Problem
Among the entries below, find the lines with "placeholder" and copy them.
***** Recorded data
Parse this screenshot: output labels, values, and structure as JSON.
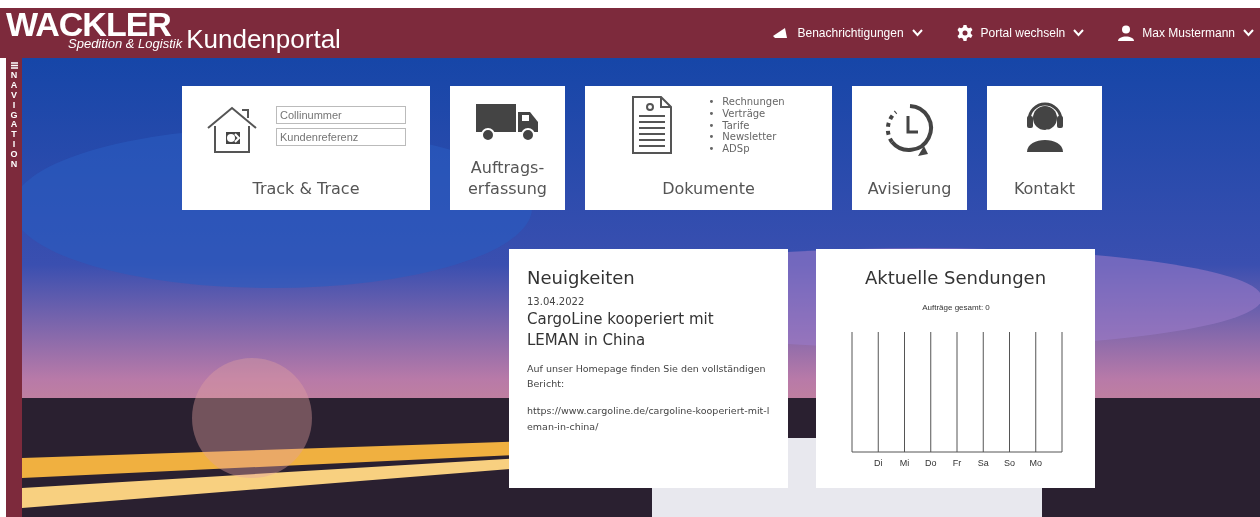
{
  "header": {
    "logo": "WACKLER",
    "logo_subtitle": "Spedition & Logistik",
    "title": "Kundenportal",
    "menus": [
      {
        "kind": "notifications",
        "label": "Benachrichtigungen"
      },
      {
        "kind": "portal",
        "label": "Portal wechseln"
      },
      {
        "kind": "user",
        "label": "Max Mustermann"
      }
    ]
  },
  "navigation": {
    "label": "NAVIGATION"
  },
  "tiles": [
    {
      "kind": "track",
      "title": "Track & Trace",
      "fields": [
        {
          "placeholder": "Collinummer"
        },
        {
          "placeholder": "Kundenreferenz"
        }
      ]
    },
    {
      "kind": "order",
      "title": "Auftrags-\nerfassung"
    },
    {
      "kind": "documents",
      "title": "Dokumente",
      "bullet": "•",
      "items": [
        "Rechnungen",
        "Verträge",
        "Tarife",
        "Newsletter",
        "ADSp"
      ]
    },
    {
      "kind": "schedule",
      "title": "Avisierung"
    },
    {
      "kind": "contact",
      "title": "Kontakt"
    }
  ],
  "news": {
    "heading": "Neuigkeiten",
    "date": "13.04.2022",
    "headline": "CargoLine kooperiert mit LEMAN in China",
    "text": "Auf unser Homepage finden Sie den vollständigen Bericht:",
    "link": "https://www.cargoline.de/cargoline-kooperiert-mit-leman-in-china/"
  },
  "shipments": {
    "heading": "Aktuelle Sendungen",
    "chart": {
      "title": "Aufträge gesamt: 0",
      "categories": [
        "Di",
        "Mi",
        "Do",
        "Fr",
        "Sa",
        "So",
        "Mo"
      ]
    }
  }
}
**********
Task response
          "placeholder": "Collinummer"
          "placeholder": "Kundenreferenz"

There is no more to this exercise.